A photo of a man in a holiday sweater carrying a gift.
Our tips to get you through the holidays.Image by: Movember
A photo of a man in a holiday sweater carrying a gift.
7 December 2022

Movember's festive season survival guide

4 minutes read time

Stress, loneliness, financial worries, and tense relationships can make the festive season a challenging time for many of us. If you find Christmas a difficult time of year, here are some tips to help you cope:

Eat well, sleep well, stay active

Our physical and mental health are closely linked. All the stress, anxiety, and disruption to our normal routines around Christmas can make us forget to look after ourselves properly. There’s no harm in having a few treats at Christmas but over-indulging in booze, rich food, and too many late nights might end up making you feel even more anxious. Being active, well rested and eating well doesn’t just benefit our physical health, it can also raise self-esteem and change our mood for the better.

Manage your festive finances

Whether it’s buying gifts, forking out for nights out or being able to afford all the festive trimmings, worrying about money is one of the most common reasons that people feel anxious and stressed around Christmas. And the rising cost of living this year means people are feeling more financially stretched than ever. To prevent money becoming a major stressor, create a realistic Christmas budget and stick to it. Focus instead on creating meaningful experiences. You’ll not only save money, but also avoid the stress and anxiety caused by debt that follows. If you are struggling to manage your finances visit the Money Advice Trust or call 0808 808 4000 for free impartial advice.

Put yourself first

Spending time with family or people you have a difficult relationship with or seeing other people celebrate when you’re not feeling it, can be very isolating. If you feel stressed and anxious at the prospect of spending the holiday season with family members with whom your relationship is complicated or strained, decide in advance how much time you’ll spend with them over Christmas. Either agree to see them for a limited time or not at all. Remember, who you spend Christmas with is up to you.

Spend time with people who make you feel good

Feeling connected and valued by other people is a fundamental human need. Both giving and getting support has been shown to increase happiness levels and wellbeing. Try to ensure that you get to spend some time with people who make you feel good over the holiday season. Make time to catch up and re-establish relationships that might have drifted during the year or consider volunteering on Christmas Day to help others and boost your mental well-being.

Support others
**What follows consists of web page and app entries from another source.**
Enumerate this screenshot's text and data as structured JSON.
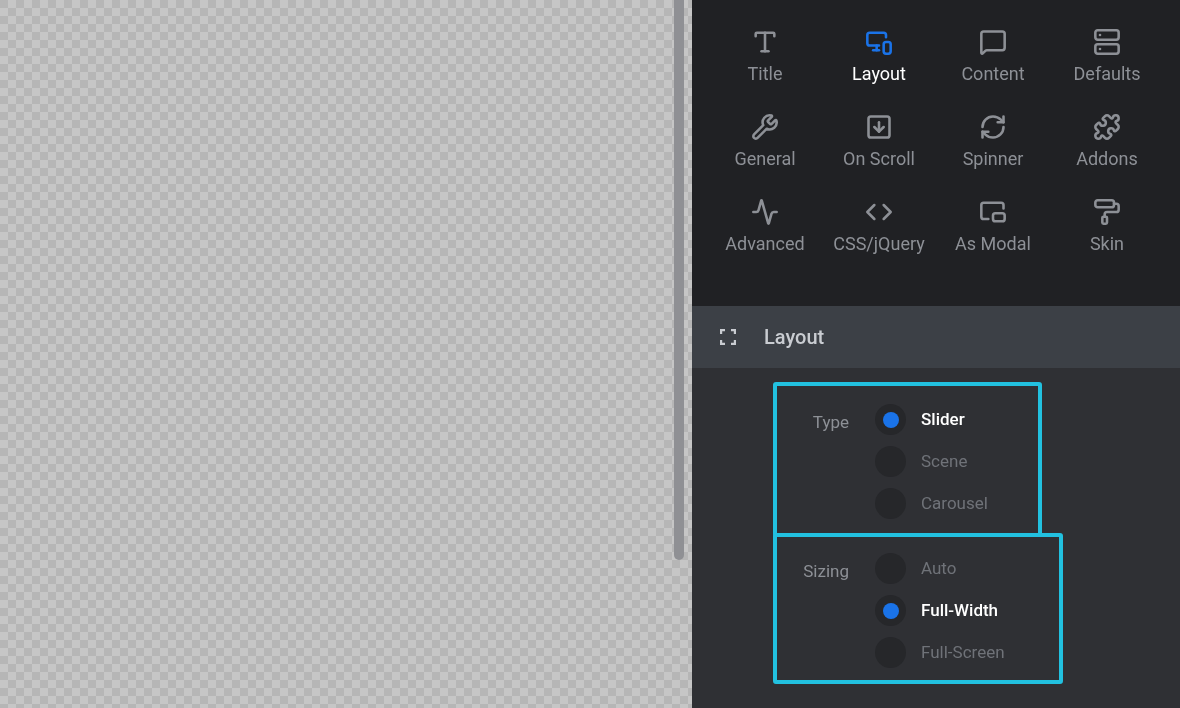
{
  "tabs": [
    {
      "label": "Title",
      "selected": false
    },
    {
      "label": "Layout",
      "selected": true
    },
    {
      "label": "Content",
      "selected": false
    },
    {
      "label": "Defaults",
      "selected": false
    },
    {
      "label": "General",
      "selected": false
    },
    {
      "label": "On Scroll",
      "selected": false
    },
    {
      "label": "Spinner",
      "selected": false
    },
    {
      "label": "Addons",
      "selected": false
    },
    {
      "label": "Advanced",
      "selected": false
    },
    {
      "label": "CSS/jQuery",
      "selected": false
    },
    {
      "label": "As Modal",
      "selected": false
    },
    {
      "label": "Skin",
      "selected": false
    }
  ],
  "section": {
    "title": "Layout"
  },
  "groups": [
    {
      "label": "Type",
      "options": [
        {
          "label": "Slider",
          "selected": true
        },
        {
          "label": "Scene",
          "selected": false
        },
        {
          "label": "Carousel",
          "selected": false
        }
      ]
    },
    {
      "label": "Sizing",
      "options": [
        {
          "label": "Auto",
          "selected": false
        },
        {
          "label": "Full-Width",
          "selected": true
        },
        {
          "label": "Full-Screen",
          "selected": false
        }
      ]
    }
  ]
}
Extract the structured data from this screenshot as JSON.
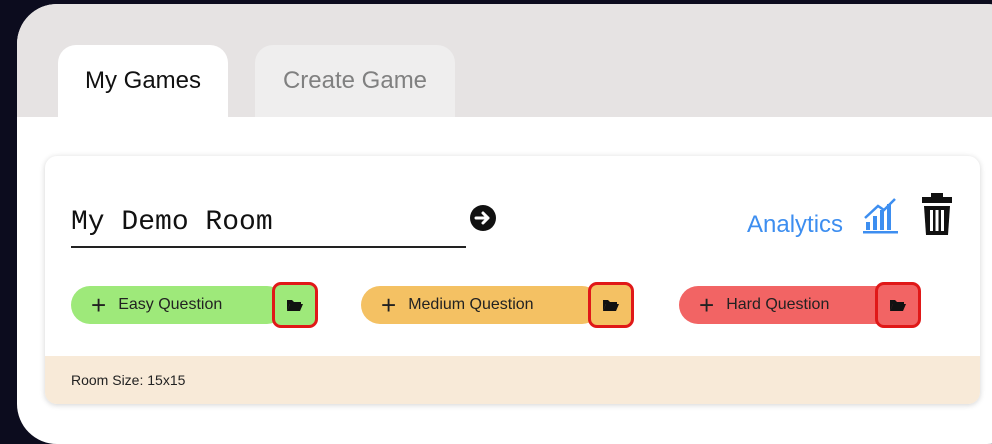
{
  "tabs": [
    {
      "label": "My Games",
      "active": true
    },
    {
      "label": "Create Game",
      "active": false
    }
  ],
  "room": {
    "name": "My Demo Room",
    "go_icon": "arrow-right-circle-icon",
    "analytics_label": "Analytics",
    "analytics_icon": "bar-chart-icon",
    "delete_icon": "trash-icon",
    "questions": [
      {
        "label": "Easy Question",
        "color": "#9ee97a",
        "icon": "folder-open-icon"
      },
      {
        "label": "Medium Question",
        "color": "#f4c163",
        "icon": "folder-open-icon"
      },
      {
        "label": "Hard Question",
        "color": "#f26464",
        "icon": "folder-open-icon"
      }
    ],
    "size_text": "Room Size: 15x15"
  },
  "colors": {
    "accent": "#3d8ef0",
    "highlight": "#e01818",
    "footer_bg": "#f8ead8"
  }
}
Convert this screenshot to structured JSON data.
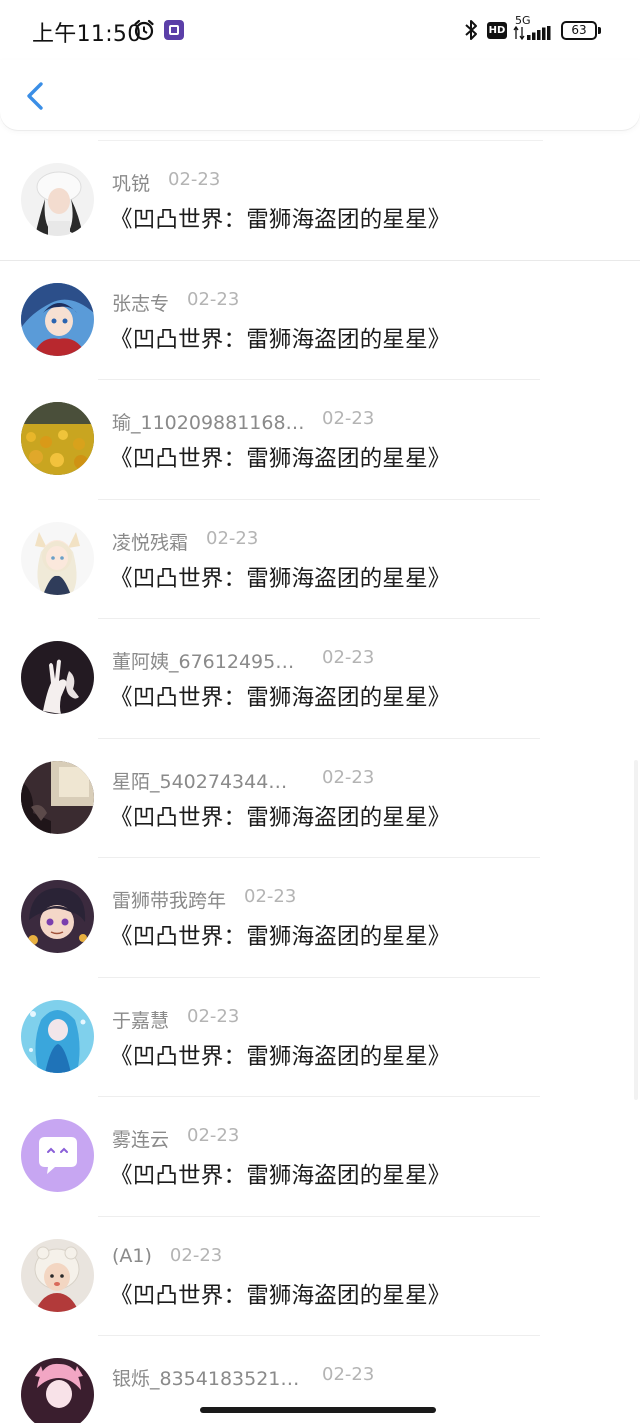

Giving our time to help others doesn’t just benefit them, it makes us feel good too. Research suggests that helping a friend also creates positive feelings in ourselves and adds to our sense of purpose and self-worth. There are lots of opportunities to in your local community during the festive season, fundraising for a cause that’s close to your heart such as men’s health or helping someone close to you with a practical task or emotional support. For further advice on how to talk to a friend about their mental health visit Movember Conversations.

Confide in someone you trust

Whether you’re worried about Christmas itself, having to spend time with people you find difficult, or financial stresses; letting someone you trust know about how you're feeling can ease some of the pressure you’re feeling. Men tend to use banter as a way of breaking the ice and connecting with each other which is important. But we need them to go beyond the banter and start talking about the things that really matter in life because that can help us to slowly release some of the pressure. Confiding in someone about a problem can help you stay mentally healthy – and getting someone else’s perspective can help you see a situation in a new light. It doesn’t have to be someone you know – moderated online communities such as Togetherall are a safe place to connect with others who understand what you're going through.

Call in the experts

We all have times when our mood is low, but if the feelings don’t pass and start to interfere with your life, it could be a sign that it’s time to call in the experts. If you find yourself trying to cope with extended periods of anxiety or stress over Christmas, check your GP website to find out what support is available over the holiday. You can also contact NHS 111 for support. There are listening services available over Christmas, such as Samaritans on 116 123 (freephone) or free 24/7 crisis text service Text SHOUT to 85258. If you are worried that your life or someone else’s life is in immediate danger, call 999 or go directly to the emergency services.